■ **DATASET CONTENT**
--
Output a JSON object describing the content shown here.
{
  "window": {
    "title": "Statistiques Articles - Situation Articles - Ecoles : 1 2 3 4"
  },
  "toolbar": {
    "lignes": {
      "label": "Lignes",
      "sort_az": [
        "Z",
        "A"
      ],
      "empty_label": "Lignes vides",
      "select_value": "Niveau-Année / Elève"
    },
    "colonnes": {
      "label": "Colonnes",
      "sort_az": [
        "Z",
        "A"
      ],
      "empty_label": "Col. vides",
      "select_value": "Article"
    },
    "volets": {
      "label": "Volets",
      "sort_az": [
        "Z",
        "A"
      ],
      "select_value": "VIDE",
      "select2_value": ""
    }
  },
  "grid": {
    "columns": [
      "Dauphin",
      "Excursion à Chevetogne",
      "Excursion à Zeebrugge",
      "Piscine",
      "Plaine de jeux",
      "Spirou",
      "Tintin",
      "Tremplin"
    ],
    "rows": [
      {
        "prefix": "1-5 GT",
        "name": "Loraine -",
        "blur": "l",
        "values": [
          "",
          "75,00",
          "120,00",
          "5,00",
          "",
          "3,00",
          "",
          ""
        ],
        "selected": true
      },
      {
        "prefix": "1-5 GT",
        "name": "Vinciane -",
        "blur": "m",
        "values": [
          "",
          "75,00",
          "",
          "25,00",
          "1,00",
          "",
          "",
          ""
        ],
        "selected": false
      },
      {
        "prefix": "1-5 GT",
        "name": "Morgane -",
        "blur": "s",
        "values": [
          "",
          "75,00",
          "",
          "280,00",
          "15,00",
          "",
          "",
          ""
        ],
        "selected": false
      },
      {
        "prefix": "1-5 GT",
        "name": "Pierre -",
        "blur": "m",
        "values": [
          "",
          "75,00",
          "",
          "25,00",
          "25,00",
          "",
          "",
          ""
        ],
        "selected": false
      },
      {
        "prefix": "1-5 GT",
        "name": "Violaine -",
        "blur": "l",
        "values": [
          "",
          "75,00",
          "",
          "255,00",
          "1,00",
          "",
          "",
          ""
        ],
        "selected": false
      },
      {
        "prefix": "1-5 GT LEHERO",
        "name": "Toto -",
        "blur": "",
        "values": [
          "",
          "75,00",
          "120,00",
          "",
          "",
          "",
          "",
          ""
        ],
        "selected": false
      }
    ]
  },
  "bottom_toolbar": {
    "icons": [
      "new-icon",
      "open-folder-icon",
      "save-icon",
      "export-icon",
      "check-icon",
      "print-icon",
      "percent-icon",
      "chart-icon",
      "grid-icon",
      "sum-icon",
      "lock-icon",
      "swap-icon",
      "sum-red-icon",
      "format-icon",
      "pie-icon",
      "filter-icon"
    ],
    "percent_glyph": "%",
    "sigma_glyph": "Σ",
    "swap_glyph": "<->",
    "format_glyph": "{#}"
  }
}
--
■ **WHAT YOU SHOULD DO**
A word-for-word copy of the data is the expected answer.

■ **TASK ANSWER**
Output a JSON object describing the content shown here.
{
  "window": {
    "title": "Statistiques Articles - Situation Articles - Ecoles : 1 2 3 4"
  },
  "toolbar": {
    "lignes": {
      "label": "Lignes",
      "sort_az": [
        "Z",
        "A"
      ],
      "empty_label": "Lignes vides",
      "select_value": "Niveau-Année / Elève"
    },
    "colonnes": {
      "label": "Colonnes",
      "sort_az": [
        "Z",
        "A"
      ],
      "empty_label": "Col. vides",
      "select_value": "Article"
    },
    "volets": {
      "label": "Volets",
      "sort_az": [
        "Z",
        "A"
      ],
      "select_value": "VIDE",
      "select2_value": ""
    }
  },
  "grid": {
    "columns": [
      "Dauphin",
      "Excursion à Chevetogne",
      "Excursion à Zeebrugge",
      "Piscine",
      "Plaine de jeux",
      "Spirou",
      "Tintin",
      "Tremplin"
    ],
    "rows": [
      {
        "prefix": "1-5 GT",
        "name": "Loraine -",
        "blur": "l",
        "values": [
          "",
          "75,00",
          "120,00",
          "5,00",
          "",
          "3,00",
          "",
          ""
        ],
        "selected": true
      },
      {
        "prefix": "1-5 GT",
        "name": "Vinciane -",
        "blur": "m",
        "values": [
          "",
          "75,00",
          "",
          "25,00",
          "1,00",
          "",
          "",
          ""
        ],
        "selected": false
      },
      {
        "prefix": "1-5 GT",
        "name": "Morgane -",
        "blur": "s",
        "values": [
          "",
          "75,00",
          "",
          "280,00",
          "15,00",
          "",
          "",
          ""
        ],
        "selected": false
      },
      {
        "prefix": "1-5 GT",
        "name": "Pierre -",
        "blur": "m",
        "values": [
          "",
          "75,00",
          "",
          "25,00",
          "25,00",
          "",
          "",
          ""
        ],
        "selected": false
      },
      {
        "prefix": "1-5 GT",
        "name": "Violaine -",
        "blur": "l",
        "values": [
          "",
          "75,00",
          "",
          "255,00",
          "1,00",
          "",
          "",
          ""
        ],
        "selected": false
      },
      {
        "prefix": "1-5 GT LEHERO",
        "name": "Toto -",
        "blur": "",
        "values": [
          "",
          "75,00",
          "120,00",
          "",
          "",
          "",
          "",
          ""
        ],
        "selected": false
      }
    ]
  },
  "bottom_toolbar": {
    "icons": [
      "new-icon",
      "open-folder-icon",
      "save-icon",
      "export-icon",
      "check-icon",
      "print-icon",
      "percent-icon",
      "chart-icon",
      "grid-icon",
      "sum-icon",
      "lock-icon",
      "swap-icon",
      "sum-red-icon",
      "format-icon",
      "pie-icon",
      "filter-icon"
    ],
    "percent_glyph": "%",
    "sigma_glyph": "Σ",
    "swap_glyph": "<->",
    "format_glyph": "{#}"
  }
}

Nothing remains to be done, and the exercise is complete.